- **Data for the task**:
....
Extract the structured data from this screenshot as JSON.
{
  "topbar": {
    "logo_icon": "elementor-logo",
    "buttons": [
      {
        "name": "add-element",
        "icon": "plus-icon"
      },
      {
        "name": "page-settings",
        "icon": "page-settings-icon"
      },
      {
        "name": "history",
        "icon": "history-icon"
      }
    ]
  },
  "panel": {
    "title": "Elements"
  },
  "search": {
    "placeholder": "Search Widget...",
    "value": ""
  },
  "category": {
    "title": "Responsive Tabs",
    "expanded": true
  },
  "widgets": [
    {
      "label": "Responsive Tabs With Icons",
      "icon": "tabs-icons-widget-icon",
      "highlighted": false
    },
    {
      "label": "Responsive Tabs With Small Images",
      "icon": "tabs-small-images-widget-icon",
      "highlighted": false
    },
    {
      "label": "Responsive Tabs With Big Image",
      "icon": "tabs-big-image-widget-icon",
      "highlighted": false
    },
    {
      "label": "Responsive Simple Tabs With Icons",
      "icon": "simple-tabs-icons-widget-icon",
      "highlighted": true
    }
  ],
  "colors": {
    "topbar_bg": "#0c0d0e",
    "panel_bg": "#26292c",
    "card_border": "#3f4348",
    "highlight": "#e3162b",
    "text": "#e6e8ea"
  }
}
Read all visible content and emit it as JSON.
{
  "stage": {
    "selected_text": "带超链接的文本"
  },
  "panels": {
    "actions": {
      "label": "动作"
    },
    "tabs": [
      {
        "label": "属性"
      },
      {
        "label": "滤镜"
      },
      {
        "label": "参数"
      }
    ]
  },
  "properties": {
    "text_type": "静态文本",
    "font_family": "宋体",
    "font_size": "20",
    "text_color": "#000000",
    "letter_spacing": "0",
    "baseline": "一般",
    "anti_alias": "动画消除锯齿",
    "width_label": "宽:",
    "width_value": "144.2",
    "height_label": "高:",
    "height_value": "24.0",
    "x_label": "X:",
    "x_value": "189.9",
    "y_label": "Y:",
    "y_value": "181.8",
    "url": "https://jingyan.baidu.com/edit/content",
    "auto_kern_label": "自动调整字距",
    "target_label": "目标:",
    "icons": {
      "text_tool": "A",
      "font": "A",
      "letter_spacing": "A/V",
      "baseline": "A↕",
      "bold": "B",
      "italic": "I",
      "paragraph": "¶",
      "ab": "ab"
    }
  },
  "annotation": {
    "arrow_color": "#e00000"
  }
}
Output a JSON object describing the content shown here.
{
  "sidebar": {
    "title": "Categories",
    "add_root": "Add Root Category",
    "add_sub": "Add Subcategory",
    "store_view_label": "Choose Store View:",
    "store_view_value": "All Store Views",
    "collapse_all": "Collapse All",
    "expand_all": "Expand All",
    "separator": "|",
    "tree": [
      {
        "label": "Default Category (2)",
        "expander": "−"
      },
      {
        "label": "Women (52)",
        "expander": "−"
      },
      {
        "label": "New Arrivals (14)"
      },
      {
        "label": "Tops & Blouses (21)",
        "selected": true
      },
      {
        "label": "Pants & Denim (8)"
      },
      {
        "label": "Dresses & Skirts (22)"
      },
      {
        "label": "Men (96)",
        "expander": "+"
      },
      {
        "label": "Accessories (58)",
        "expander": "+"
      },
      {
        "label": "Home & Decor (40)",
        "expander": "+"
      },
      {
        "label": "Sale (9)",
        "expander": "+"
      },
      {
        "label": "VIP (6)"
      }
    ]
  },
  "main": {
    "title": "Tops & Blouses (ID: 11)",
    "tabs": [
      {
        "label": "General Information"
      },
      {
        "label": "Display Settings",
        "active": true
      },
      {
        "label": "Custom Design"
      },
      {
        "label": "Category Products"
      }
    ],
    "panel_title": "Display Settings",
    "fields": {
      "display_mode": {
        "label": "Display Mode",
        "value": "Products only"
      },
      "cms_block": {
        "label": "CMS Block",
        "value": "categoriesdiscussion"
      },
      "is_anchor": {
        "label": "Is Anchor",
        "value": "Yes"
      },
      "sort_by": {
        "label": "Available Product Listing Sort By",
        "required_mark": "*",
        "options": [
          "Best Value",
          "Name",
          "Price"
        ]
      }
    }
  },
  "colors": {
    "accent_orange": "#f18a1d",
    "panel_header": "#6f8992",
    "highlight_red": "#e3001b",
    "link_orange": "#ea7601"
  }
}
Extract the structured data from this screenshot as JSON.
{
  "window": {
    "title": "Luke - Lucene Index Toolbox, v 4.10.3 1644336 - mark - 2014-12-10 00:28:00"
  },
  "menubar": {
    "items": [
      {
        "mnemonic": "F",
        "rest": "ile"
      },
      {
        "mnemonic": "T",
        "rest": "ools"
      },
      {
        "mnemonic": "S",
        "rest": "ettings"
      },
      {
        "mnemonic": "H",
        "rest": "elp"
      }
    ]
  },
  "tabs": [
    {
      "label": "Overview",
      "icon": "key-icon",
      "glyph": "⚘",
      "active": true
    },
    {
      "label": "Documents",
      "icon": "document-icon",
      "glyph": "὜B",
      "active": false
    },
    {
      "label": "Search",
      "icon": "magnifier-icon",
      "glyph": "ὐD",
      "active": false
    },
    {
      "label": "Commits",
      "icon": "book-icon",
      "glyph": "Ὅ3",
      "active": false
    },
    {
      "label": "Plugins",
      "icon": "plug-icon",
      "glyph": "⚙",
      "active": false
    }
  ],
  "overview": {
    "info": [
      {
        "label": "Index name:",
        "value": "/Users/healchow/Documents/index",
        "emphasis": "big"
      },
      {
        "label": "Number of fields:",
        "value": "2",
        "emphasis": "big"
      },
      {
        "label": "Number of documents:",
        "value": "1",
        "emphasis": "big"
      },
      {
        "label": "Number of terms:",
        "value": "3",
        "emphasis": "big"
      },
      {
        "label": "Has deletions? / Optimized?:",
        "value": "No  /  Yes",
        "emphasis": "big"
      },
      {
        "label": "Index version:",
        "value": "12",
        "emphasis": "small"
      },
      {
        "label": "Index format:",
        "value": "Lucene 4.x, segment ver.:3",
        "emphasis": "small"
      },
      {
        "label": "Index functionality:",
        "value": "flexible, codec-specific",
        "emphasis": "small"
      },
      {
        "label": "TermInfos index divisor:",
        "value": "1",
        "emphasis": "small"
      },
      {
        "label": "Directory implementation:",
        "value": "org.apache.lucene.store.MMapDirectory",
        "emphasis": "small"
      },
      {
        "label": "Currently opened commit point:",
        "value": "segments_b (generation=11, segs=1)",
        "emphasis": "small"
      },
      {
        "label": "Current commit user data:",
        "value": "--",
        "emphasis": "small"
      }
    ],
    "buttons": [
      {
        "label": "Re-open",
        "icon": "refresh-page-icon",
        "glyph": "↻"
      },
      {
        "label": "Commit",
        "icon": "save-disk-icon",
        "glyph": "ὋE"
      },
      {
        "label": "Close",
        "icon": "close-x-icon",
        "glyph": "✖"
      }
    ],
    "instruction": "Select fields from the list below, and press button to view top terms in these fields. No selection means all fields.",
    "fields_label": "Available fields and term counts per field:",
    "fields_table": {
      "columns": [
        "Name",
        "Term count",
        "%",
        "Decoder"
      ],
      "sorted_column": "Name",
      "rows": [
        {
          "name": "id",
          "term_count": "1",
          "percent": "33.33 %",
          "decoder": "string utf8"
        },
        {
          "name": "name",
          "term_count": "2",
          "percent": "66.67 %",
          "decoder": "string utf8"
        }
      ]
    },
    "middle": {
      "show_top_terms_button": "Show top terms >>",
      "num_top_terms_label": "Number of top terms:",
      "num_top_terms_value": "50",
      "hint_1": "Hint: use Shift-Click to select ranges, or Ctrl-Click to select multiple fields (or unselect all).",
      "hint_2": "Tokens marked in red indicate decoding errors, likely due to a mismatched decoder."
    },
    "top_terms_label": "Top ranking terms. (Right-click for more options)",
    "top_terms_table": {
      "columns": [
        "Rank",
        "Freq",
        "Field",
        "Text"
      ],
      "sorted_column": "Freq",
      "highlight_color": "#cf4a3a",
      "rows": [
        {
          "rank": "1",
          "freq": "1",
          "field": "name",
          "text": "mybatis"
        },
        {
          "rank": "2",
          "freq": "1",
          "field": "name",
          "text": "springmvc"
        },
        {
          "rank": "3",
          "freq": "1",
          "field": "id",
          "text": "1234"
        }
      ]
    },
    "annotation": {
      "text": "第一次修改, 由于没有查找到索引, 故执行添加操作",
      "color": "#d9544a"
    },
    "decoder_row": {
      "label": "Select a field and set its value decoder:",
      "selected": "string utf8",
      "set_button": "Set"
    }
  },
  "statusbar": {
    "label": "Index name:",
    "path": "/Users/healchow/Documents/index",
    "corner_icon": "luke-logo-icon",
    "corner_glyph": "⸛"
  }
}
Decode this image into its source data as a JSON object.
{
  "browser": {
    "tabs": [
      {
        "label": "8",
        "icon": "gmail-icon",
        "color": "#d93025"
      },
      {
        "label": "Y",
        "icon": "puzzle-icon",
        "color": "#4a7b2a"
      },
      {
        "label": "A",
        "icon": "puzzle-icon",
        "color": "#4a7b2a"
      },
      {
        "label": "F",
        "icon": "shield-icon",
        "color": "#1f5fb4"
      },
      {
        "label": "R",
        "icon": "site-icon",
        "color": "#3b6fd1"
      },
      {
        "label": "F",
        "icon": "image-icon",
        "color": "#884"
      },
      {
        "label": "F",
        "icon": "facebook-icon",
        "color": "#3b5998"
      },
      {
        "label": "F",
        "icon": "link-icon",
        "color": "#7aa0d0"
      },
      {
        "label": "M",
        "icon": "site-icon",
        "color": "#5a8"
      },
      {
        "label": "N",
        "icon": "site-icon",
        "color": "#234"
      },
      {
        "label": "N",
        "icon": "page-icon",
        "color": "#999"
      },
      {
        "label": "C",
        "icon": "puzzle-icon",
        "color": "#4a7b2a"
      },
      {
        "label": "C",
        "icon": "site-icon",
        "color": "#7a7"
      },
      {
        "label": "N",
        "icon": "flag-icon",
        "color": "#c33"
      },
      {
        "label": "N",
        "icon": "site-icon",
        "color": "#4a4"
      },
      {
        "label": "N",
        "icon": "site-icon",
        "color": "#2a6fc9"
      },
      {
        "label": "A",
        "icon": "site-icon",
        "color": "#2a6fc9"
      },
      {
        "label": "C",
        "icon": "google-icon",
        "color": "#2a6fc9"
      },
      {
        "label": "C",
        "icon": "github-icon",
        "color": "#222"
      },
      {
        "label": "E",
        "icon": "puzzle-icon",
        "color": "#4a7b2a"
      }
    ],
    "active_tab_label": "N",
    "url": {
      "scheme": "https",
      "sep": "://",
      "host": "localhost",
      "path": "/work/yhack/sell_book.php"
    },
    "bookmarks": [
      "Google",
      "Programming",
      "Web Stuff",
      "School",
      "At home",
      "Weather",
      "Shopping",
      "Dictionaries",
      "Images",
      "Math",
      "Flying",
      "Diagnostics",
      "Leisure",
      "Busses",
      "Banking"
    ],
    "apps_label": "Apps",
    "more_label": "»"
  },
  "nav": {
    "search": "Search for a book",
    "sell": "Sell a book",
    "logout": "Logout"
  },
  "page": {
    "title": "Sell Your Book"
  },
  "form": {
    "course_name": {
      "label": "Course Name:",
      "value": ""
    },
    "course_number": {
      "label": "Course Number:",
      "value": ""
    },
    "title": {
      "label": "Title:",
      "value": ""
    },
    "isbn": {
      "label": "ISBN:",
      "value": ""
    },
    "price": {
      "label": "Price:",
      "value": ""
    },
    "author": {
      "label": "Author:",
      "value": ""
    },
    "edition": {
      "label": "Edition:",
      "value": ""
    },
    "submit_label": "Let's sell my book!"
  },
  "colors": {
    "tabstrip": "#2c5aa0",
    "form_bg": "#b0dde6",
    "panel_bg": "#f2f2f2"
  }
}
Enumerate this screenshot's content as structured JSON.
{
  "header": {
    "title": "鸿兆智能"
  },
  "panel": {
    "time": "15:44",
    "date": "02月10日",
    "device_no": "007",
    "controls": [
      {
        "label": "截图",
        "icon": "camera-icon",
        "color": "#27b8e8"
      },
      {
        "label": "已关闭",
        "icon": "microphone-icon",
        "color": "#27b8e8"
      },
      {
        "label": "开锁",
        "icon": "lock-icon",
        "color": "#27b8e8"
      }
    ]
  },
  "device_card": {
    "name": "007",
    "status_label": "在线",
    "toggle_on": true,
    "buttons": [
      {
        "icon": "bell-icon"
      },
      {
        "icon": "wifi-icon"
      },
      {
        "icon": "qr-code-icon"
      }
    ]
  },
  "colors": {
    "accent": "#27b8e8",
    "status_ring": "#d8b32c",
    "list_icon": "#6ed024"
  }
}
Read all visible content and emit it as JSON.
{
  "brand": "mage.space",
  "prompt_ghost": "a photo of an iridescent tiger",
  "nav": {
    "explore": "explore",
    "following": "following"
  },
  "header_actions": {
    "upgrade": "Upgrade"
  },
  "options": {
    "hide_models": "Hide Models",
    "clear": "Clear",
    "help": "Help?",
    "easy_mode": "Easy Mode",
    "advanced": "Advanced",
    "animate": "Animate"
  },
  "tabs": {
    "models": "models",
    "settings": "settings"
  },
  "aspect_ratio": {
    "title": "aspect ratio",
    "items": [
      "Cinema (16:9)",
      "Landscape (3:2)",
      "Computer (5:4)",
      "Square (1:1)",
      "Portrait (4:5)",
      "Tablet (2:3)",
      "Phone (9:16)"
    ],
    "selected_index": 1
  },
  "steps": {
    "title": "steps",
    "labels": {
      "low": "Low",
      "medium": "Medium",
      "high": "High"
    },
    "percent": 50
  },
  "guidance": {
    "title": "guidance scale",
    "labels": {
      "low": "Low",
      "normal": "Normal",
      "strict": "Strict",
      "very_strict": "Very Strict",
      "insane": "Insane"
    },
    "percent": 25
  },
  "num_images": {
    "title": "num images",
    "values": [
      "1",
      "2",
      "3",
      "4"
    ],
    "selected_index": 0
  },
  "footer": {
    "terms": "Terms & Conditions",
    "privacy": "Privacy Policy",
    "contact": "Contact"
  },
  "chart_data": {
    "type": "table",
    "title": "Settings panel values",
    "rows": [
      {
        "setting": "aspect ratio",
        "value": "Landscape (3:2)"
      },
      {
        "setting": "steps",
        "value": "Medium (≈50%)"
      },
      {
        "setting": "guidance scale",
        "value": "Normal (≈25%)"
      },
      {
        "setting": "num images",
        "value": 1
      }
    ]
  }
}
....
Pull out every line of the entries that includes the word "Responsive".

- **Task result**:
    "title": "Responsive Tabs",
      "label": "Responsive Tabs With Icons",
      "label": "Responsive Tabs With Small Images",
      "label": "Responsive Tabs With Big Image",
      "label": "Responsive Simple Tabs With Icons",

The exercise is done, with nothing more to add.